* **Your goal**
Output the entries in full and verbatim, pictures omitted.

········

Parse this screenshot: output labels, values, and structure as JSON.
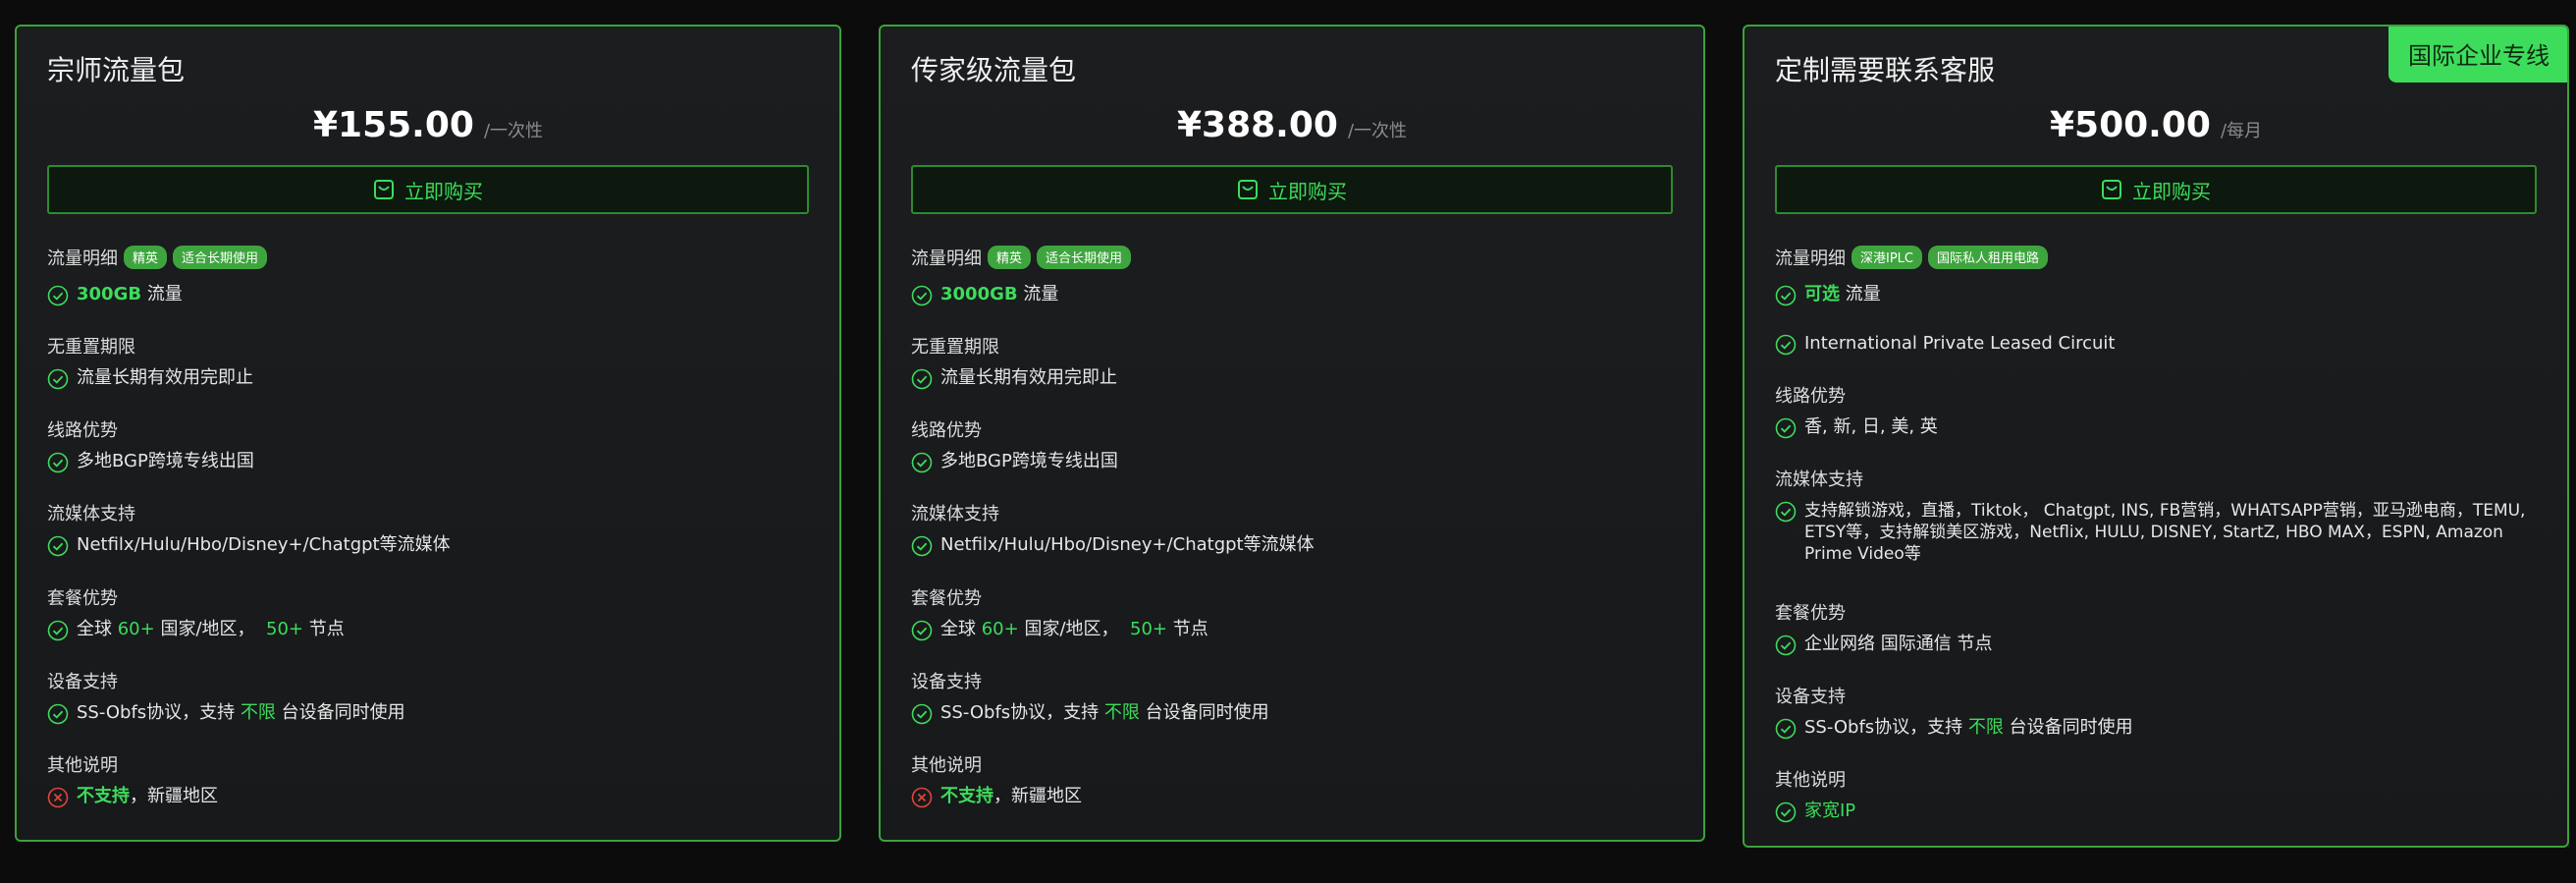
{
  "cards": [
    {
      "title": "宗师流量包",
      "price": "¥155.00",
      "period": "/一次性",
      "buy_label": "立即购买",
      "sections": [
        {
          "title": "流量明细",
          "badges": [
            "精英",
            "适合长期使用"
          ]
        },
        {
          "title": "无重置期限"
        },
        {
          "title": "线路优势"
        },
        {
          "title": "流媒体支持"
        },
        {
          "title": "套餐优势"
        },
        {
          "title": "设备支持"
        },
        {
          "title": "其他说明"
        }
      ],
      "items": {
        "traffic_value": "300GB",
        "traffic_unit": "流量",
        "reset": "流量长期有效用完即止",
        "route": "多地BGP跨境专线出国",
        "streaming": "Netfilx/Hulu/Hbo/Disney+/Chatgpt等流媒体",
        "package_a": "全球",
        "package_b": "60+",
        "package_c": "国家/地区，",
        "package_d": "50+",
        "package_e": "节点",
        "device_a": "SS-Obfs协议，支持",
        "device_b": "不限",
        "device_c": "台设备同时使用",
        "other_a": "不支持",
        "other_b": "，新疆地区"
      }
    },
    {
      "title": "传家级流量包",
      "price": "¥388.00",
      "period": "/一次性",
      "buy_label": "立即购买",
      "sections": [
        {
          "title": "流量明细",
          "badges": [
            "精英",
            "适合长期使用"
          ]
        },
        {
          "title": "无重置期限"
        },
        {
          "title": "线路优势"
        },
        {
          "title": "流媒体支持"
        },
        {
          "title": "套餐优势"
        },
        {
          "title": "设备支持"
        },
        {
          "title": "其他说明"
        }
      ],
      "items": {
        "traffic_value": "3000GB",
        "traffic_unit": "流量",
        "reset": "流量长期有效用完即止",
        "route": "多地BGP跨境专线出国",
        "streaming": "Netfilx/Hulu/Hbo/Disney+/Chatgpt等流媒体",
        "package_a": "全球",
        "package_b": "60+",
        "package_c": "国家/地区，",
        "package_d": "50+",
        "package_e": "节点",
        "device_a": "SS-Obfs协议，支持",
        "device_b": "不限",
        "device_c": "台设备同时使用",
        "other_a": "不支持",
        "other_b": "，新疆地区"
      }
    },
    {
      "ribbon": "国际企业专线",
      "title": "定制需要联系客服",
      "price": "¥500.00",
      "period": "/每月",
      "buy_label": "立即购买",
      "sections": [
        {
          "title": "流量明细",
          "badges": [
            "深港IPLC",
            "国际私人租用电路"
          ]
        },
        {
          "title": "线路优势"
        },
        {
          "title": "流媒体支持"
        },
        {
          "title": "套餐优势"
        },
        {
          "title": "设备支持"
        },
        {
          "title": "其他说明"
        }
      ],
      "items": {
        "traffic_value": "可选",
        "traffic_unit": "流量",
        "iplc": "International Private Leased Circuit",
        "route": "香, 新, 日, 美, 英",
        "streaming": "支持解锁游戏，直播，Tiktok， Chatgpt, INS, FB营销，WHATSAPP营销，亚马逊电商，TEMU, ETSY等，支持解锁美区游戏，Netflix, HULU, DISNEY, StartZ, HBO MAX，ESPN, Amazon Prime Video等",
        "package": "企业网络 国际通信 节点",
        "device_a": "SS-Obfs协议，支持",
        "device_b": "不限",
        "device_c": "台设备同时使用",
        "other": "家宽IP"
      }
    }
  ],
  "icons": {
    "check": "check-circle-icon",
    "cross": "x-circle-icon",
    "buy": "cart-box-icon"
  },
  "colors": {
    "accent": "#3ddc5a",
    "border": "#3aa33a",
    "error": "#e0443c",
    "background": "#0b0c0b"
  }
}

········

* **Output of the exercise**
Parse this screenshot: output labels, values, and structure as JSON.
{
  "cards": [
    {
      "title": "宗师流量包",
      "price": "¥155.00",
      "period": "/一次性",
      "buy_label": "立即购买",
      "sections": [
        {
          "title": "流量明细",
          "badges": [
            "精英",
            "适合长期使用"
          ]
        },
        {
          "title": "无重置期限"
        },
        {
          "title": "线路优势"
        },
        {
          "title": "流媒体支持"
        },
        {
          "title": "套餐优势"
        },
        {
          "title": "设备支持"
        },
        {
          "title": "其他说明"
        }
      ],
      "items": {
        "traffic_value": "300GB",
        "traffic_unit": "流量",
        "reset": "流量长期有效用完即止",
        "route": "多地BGP跨境专线出国",
        "streaming": "Netfilx/Hulu/Hbo/Disney+/Chatgpt等流媒体",
        "package_a": "全球",
        "package_b": "60+",
        "package_c": "国家/地区，",
        "package_d": "50+",
        "package_e": "节点",
        "device_a": "SS-Obfs协议，支持",
        "device_b": "不限",
        "device_c": "台设备同时使用",
        "other_a": "不支持",
        "other_b": "，新疆地区"
      }
    },
    {
      "title": "传家级流量包",
      "price": "¥388.00",
      "period": "/一次性",
      "buy_label": "立即购买",
      "sections": [
        {
          "title": "流量明细",
          "badges": [
            "精英",
            "适合长期使用"
          ]
        },
        {
          "title": "无重置期限"
        },
        {
          "title": "线路优势"
        },
        {
          "title": "流媒体支持"
        },
        {
          "title": "套餐优势"
        },
        {
          "title": "设备支持"
        },
        {
          "title": "其他说明"
        }
      ],
      "items": {
        "traffic_value": "3000GB",
        "traffic_unit": "流量",
        "reset": "流量长期有效用完即止",
        "route": "多地BGP跨境专线出国",
        "streaming": "Netfilx/Hulu/Hbo/Disney+/Chatgpt等流媒体",
        "package_a": "全球",
        "package_b": "60+",
        "package_c": "国家/地区，",
        "package_d": "50+",
        "package_e": "节点",
        "device_a": "SS-Obfs协议，支持",
        "device_b": "不限",
        "device_c": "台设备同时使用",
        "other_a": "不支持",
        "other_b": "，新疆地区"
      }
    },
    {
      "ribbon": "国际企业专线",
      "title": "定制需要联系客服",
      "price": "¥500.00",
      "period": "/每月",
      "buy_label": "立即购买",
      "sections": [
        {
          "title": "流量明细",
          "badges": [
            "深港IPLC",
            "国际私人租用电路"
          ]
        },
        {
          "title": "线路优势"
        },
        {
          "title": "流媒体支持"
        },
        {
          "title": "套餐优势"
        },
        {
          "title": "设备支持"
        },
        {
          "title": "其他说明"
        }
      ],
      "items": {
        "traffic_value": "可选",
        "traffic_unit": "流量",
        "iplc": "International Private Leased Circuit",
        "route": "香, 新, 日, 美, 英",
        "streaming": "支持解锁游戏，直播，Tiktok， Chatgpt, INS, FB营销，WHATSAPP营销，亚马逊电商，TEMU, ETSY等，支持解锁美区游戏，Netflix, HULU, DISNEY, StartZ, HBO MAX，ESPN, Amazon Prime Video等",
        "package": "企业网络 国际通信 节点",
        "device_a": "SS-Obfs协议，支持",
        "device_b": "不限",
        "device_c": "台设备同时使用",
        "other": "家宽IP"
      }
    }
  ],
  "icons": {
    "check": "check-circle-icon",
    "cross": "x-circle-icon",
    "buy": "cart-box-icon"
  },
  "colors": {
    "accent": "#3ddc5a",
    "border": "#3aa33a",
    "error": "#e0443c",
    "background": "#0b0c0b"
  }
}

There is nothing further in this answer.